A motorcycle crash is a serious and unnerving event for even the most seasoned rider. The speed, suddenness, and violence is both physically and mentally jarring. In my years of practice as a motorcycle accident lawyer, I have found that a number of my clients suffered post traumatic stress disorder (PTSD) as a result of their accident, many without realizing it.
One of the factors that makes PTSD so heartbreaking is its hidden nature. Symptoms often do not reveal themselves for months or even years. During this time of hidden struggle, victims must endure its effects alone, in many cases without even realizing or acknowledging that they have a disease at all. When symptoms do present themselves, sufferers are often misunderstood and labeled “crazy,” or even in some cases, dangerous.

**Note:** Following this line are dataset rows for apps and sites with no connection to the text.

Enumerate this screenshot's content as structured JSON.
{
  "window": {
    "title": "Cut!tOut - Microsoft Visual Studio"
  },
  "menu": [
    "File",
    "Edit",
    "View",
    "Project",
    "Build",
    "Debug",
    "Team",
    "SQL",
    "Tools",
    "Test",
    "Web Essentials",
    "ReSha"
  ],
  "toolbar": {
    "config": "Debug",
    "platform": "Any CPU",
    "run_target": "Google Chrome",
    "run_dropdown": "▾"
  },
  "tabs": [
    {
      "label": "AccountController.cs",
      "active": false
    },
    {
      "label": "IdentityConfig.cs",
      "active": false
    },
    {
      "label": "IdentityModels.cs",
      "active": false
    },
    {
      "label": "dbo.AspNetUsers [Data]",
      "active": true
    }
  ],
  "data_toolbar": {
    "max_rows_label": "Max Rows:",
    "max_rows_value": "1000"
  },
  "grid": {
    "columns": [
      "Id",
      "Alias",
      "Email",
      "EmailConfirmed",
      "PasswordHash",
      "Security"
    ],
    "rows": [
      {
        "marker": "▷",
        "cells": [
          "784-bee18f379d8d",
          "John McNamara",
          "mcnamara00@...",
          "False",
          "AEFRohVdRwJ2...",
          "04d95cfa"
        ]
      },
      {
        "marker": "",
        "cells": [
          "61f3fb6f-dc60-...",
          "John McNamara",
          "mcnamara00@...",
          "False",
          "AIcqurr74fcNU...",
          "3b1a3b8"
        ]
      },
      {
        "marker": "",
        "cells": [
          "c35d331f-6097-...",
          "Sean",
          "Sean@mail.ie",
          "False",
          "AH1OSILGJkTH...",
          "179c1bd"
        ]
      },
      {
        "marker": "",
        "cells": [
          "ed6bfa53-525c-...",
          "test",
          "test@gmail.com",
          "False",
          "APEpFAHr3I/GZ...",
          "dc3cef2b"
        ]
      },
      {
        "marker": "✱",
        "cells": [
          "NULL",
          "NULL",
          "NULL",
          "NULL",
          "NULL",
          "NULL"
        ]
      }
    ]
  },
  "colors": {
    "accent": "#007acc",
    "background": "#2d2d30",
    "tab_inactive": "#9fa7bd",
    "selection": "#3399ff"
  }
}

What is Post Traumatic Stress Disorder?
PTSD is diagnosed when troubling psychological symptoms from a traumatic event persist for more than one month after the experience. Before post traumatic stress disorder was well understood, it was referenced by other names such as “shell shock, to describe the lingering emotional issues exhibited by soldiers returning from war.